Our editor summarizes five things you should know about international expansion and operations, all from Vistra blog posts published last year.
Vistra has conducted its second global research study investigating the state of the private equity industry. Our study participants provide a wide range of perspectives, and include limited partners, general partners and legal intermediaries. The report identifies predominant trends in private equity now and how those trends are changing and affecting investor behavior. It addresses how the financial crisis continues to influence regulation and compliance, the rise in co-investment and large fund sizes, and how political uncertainties such as Brexit are affecting the PE decision-making process. It also examines the participants’ views of the future of private equity.
The OECD recently issued information on its Pillar Two, which is part of a larger plan to prevent multinationals from shifting profits to reduce or eliminate taxes. We provide a summary of the new OECD document and explain why it’s key to understanding the changing world of corporate taxation.
In a recent interview, the managing director of Vistra’s Reading, UK office said of operating internationally: “VAT and indirect taxes look deceptively simple but can go horribly wrong on a small detail, especially with cross-border transactions.” The bottom line is that if your organization operates abroad or is considering international expansion, you’ll have to understand and follow the indirect tax laws of each country of operation. Failure to comply with VAT rules, or to understand your entitlements under local law, can lead to additional costs, unanticipated tax liabilities, potentially needless VAT registrations and of course financial penalties.
The EU adopted a VAT Action Plan in 2016, and four so-called “VAT quick fixes” from the plan are going into effect in January. The quick fixes apply to all businesses — both EU- and non-EU-based — that trade in the bloc. We summarize the fixes and tell you how they apply in three common cross-border supply situations.
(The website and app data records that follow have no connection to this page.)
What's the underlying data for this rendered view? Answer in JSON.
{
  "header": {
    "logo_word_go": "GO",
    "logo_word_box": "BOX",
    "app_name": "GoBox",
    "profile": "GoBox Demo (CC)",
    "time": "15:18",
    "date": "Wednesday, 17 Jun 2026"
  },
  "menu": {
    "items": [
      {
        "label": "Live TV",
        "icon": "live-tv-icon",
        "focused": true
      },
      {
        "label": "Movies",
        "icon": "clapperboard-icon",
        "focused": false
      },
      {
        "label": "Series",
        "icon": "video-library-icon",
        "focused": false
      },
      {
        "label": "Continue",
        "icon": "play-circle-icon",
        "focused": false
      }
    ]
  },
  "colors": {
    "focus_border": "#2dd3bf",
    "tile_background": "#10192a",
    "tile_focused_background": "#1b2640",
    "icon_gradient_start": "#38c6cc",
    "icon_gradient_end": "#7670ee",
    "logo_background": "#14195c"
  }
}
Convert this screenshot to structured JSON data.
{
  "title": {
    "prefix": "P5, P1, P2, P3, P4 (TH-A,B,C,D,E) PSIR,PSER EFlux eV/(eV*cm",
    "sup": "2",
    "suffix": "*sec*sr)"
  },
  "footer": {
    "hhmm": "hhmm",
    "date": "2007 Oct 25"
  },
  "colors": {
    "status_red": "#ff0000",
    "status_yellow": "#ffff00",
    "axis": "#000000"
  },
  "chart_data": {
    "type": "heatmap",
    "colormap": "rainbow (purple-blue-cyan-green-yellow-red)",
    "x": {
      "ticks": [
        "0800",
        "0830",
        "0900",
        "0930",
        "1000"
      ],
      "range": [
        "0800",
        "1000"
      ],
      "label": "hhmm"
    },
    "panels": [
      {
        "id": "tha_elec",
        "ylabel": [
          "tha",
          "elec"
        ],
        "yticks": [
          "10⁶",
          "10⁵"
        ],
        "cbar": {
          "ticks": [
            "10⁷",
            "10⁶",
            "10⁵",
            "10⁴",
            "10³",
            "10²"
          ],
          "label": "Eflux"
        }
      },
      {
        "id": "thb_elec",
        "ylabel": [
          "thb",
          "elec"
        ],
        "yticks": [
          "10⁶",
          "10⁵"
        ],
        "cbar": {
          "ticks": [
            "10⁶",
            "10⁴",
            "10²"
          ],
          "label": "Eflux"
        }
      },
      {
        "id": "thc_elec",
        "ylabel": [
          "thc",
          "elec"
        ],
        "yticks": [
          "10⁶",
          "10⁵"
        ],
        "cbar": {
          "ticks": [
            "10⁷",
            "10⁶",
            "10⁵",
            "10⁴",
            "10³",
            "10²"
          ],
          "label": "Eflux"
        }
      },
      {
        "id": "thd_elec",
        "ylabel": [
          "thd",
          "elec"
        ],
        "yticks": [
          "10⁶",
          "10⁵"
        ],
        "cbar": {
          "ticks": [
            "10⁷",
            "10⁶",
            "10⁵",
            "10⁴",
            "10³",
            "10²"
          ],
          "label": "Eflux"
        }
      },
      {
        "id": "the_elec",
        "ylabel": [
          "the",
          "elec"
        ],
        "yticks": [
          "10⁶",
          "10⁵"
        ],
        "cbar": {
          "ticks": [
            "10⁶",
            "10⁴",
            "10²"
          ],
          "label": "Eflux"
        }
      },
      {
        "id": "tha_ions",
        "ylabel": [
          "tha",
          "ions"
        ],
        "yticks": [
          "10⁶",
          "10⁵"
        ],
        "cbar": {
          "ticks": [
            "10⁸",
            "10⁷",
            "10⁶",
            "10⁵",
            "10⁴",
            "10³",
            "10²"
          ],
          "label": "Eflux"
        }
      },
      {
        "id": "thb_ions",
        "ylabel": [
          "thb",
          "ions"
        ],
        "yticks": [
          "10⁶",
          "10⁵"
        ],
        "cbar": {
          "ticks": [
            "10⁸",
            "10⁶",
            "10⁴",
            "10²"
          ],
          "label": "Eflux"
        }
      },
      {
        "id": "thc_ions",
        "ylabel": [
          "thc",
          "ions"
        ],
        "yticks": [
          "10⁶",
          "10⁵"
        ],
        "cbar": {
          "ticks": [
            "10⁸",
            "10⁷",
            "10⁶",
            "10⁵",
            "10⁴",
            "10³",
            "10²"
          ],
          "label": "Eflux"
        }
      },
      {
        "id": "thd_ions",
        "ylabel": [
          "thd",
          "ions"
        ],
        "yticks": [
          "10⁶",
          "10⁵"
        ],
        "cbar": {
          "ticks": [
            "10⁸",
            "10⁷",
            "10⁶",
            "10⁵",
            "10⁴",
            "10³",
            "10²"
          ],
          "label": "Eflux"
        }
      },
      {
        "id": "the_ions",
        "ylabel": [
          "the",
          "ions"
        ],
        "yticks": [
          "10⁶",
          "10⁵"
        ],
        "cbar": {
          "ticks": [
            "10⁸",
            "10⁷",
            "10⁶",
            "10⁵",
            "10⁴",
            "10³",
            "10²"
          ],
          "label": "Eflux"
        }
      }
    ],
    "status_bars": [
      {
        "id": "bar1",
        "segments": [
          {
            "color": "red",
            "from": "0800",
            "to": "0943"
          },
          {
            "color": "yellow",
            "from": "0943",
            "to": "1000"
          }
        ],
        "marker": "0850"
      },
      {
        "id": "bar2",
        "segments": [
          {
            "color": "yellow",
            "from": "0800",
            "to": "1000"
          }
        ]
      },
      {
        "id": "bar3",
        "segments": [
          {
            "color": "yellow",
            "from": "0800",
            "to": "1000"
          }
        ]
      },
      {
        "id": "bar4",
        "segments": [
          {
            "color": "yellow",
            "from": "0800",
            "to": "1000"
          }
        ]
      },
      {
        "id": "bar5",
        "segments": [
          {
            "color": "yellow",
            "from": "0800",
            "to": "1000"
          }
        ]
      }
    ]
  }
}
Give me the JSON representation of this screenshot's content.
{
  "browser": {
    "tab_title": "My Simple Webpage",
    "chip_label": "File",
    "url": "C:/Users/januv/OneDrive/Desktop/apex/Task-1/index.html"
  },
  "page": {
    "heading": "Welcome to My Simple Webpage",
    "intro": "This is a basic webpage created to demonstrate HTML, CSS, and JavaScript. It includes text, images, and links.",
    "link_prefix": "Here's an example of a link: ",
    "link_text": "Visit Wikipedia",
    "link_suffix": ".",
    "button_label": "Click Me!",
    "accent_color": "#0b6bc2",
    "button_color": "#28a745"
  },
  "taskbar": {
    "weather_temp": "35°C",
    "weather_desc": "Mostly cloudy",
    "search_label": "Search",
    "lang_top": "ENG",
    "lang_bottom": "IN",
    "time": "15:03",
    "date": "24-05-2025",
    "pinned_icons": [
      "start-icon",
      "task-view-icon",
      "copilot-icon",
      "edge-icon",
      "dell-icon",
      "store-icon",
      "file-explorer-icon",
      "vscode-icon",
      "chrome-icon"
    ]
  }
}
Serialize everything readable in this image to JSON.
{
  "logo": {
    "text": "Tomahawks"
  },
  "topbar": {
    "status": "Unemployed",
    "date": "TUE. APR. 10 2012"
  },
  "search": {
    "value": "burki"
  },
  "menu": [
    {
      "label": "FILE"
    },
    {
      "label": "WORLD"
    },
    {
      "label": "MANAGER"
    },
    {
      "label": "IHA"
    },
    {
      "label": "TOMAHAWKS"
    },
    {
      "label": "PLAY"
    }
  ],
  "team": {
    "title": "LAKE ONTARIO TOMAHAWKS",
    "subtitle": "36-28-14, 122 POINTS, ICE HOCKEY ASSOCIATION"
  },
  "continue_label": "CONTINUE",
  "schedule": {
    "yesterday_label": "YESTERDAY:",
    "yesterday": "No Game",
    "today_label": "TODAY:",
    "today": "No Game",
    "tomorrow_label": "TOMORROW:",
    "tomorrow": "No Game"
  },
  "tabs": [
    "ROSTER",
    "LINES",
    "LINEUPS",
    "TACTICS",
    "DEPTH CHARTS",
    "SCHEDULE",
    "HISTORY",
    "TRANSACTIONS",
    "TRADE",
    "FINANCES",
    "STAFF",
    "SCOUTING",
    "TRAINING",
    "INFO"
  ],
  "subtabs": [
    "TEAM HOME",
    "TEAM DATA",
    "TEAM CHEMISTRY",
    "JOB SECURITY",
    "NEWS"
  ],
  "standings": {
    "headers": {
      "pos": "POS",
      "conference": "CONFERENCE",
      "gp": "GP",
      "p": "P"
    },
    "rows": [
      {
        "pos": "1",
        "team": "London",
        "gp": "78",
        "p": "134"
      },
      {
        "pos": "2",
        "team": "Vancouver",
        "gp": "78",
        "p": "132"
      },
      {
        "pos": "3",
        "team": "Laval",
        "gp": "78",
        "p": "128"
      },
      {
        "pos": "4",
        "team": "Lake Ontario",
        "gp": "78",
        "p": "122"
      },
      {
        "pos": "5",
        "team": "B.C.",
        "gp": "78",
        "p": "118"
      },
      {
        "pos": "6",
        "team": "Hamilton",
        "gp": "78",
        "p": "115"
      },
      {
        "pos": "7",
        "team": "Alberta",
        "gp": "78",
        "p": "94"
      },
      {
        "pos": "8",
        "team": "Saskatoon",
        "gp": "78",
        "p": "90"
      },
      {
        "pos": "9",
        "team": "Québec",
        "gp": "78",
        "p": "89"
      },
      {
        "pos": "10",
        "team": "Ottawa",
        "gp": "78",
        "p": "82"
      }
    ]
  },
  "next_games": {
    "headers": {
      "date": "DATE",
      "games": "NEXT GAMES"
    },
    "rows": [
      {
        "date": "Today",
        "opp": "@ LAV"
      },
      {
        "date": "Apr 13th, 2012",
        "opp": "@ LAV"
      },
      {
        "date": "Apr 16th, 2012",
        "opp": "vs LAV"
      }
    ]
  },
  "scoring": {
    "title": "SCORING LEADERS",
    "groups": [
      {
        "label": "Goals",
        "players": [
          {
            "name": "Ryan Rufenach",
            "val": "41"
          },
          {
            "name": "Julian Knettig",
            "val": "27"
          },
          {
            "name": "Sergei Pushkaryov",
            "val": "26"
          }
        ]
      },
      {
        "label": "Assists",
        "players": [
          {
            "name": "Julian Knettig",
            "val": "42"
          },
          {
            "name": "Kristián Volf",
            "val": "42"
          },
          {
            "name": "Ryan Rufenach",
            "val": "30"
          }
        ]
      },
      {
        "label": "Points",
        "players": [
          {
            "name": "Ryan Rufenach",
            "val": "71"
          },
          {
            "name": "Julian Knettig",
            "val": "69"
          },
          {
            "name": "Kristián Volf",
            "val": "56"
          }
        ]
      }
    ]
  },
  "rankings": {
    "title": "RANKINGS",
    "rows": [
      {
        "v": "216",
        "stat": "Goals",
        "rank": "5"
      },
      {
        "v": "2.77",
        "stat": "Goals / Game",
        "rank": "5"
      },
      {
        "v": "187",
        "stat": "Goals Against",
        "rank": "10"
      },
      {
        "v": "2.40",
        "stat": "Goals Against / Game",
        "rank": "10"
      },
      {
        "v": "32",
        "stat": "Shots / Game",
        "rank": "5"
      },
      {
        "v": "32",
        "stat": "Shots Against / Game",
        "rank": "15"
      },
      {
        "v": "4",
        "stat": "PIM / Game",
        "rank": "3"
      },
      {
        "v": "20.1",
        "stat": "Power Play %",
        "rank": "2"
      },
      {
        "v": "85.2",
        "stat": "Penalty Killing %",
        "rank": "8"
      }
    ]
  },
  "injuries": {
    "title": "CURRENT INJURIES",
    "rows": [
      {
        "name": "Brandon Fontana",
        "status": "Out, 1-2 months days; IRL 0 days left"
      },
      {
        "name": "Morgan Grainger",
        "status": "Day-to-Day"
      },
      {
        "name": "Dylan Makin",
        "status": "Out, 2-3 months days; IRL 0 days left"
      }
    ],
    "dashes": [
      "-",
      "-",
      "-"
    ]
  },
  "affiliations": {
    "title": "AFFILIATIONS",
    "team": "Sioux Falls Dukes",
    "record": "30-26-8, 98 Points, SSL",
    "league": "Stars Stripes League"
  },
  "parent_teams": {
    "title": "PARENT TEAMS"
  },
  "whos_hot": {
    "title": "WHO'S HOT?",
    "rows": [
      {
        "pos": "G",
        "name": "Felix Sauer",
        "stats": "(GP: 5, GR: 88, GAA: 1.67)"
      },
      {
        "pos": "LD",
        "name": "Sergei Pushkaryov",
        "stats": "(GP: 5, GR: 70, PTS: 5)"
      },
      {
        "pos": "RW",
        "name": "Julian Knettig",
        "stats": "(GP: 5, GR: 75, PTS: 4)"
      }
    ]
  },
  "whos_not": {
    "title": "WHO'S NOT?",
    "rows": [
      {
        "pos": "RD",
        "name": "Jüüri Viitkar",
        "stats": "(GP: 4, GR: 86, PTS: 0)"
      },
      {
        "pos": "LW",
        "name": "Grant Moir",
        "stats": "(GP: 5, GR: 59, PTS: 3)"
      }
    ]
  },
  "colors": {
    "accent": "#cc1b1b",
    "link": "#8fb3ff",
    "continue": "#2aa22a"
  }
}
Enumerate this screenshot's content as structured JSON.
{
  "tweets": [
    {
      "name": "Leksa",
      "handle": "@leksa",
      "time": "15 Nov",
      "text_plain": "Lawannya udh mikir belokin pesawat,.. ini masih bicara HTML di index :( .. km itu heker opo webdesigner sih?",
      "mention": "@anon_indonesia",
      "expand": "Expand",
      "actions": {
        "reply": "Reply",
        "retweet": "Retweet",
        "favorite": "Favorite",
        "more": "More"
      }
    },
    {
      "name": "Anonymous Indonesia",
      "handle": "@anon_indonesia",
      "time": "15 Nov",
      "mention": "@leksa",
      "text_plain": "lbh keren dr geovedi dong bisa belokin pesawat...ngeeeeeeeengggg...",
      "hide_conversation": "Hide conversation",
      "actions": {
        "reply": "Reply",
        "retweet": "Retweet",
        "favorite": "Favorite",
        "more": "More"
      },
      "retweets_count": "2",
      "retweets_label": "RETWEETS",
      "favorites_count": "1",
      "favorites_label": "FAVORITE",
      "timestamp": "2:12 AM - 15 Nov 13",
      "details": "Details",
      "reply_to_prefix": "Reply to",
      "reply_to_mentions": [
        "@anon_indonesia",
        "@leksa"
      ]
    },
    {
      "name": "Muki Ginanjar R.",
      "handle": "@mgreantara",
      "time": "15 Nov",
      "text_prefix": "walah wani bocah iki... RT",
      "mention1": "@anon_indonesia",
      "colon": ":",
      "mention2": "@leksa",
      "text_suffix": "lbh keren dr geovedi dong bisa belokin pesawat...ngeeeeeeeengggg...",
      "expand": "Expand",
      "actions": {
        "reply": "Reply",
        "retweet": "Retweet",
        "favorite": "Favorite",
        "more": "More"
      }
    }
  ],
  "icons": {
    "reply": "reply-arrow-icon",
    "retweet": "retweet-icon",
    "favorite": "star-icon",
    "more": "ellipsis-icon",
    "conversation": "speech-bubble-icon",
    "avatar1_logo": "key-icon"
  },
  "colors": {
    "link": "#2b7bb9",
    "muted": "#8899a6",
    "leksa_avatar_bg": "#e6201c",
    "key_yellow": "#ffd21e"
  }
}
The U.S. Treasury and IRS released guidance this month on the base erosion and anti-abuse tax and the foreign tax credit. We summarize the BEAT and FTC regulations so you’ll understand how they’ll affect your multinational organization.
If you operate in Singapore, you need to know that 2019 is the first year of mandatory transfer pricing documentation in that country. This post addresses the new requirements and provides an overview of transfer pricing concepts.